This thread explains how to calculate the Euclidean distance between two series, which is a measure of the distance between two points in space. The Euclidean distance is defined as the straight-line distance between two points in a two-dimensional or higher-dimensional space.
To compute the Euclidean distance, we need to take the square of the difference between corresponding elements of the two series, sum the squares, and then take the square root of the result.

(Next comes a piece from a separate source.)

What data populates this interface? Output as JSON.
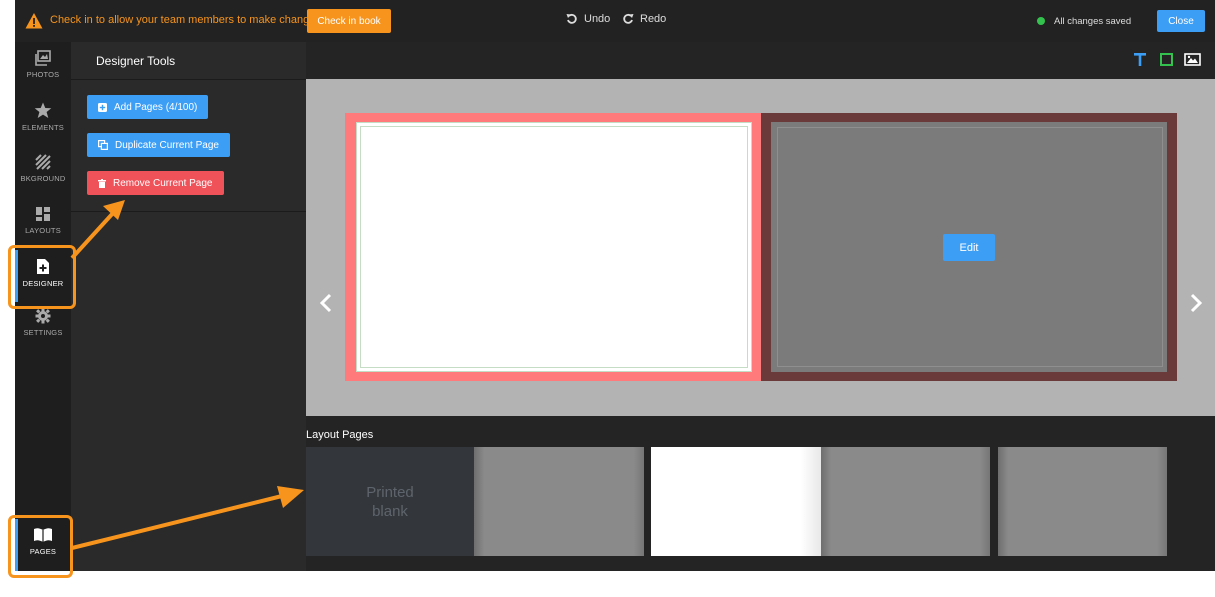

There are several ways to do this, and some examples of code are provided below:
1. Using Pandas library:
- In this technique, we use simply mathematical expression where we first subtract the two series element-wise and then square the result.
- Then, we use Pandas’
sum()function to sum the squares and then get a square root of this result using
2. Using NumPy library:
- NumPy has built-in functions of
- This is a simple technique in which we first subtract the two series and square the results, then we sum the results using the
- Finally, we take a square root of the previous result using the
3. Using SciPy library:
euclidean()is a built-in function in the SciPy library which calculates the Euclidean distance between two arrays/series or sequences of values by just passing them as arguments.
4. Using Scikit Learn library:
- Scikit-Learn has a method
euclidean_distances()which can be used to perform this task.
- A point to remember for this method is that it works in 2D arrays and sequences, and because of this, there is an additional
[ ]in which
5. Using a custom function:
- You can also define a custom function yourself now that you know how the formula for calculating Euclidean distance between two series or points.
- In this custom function, we looped through each element of the series’ and subtracted them, then squared using
**2, then the square results are summed using the
- To complete the calculation, we use the
math.sqrt()function to get a squared root of the previous result.
If you want to learn how to calculate the metric of Mean Squared Error (MSE), you can have a look at the thread of Computing mean squared error.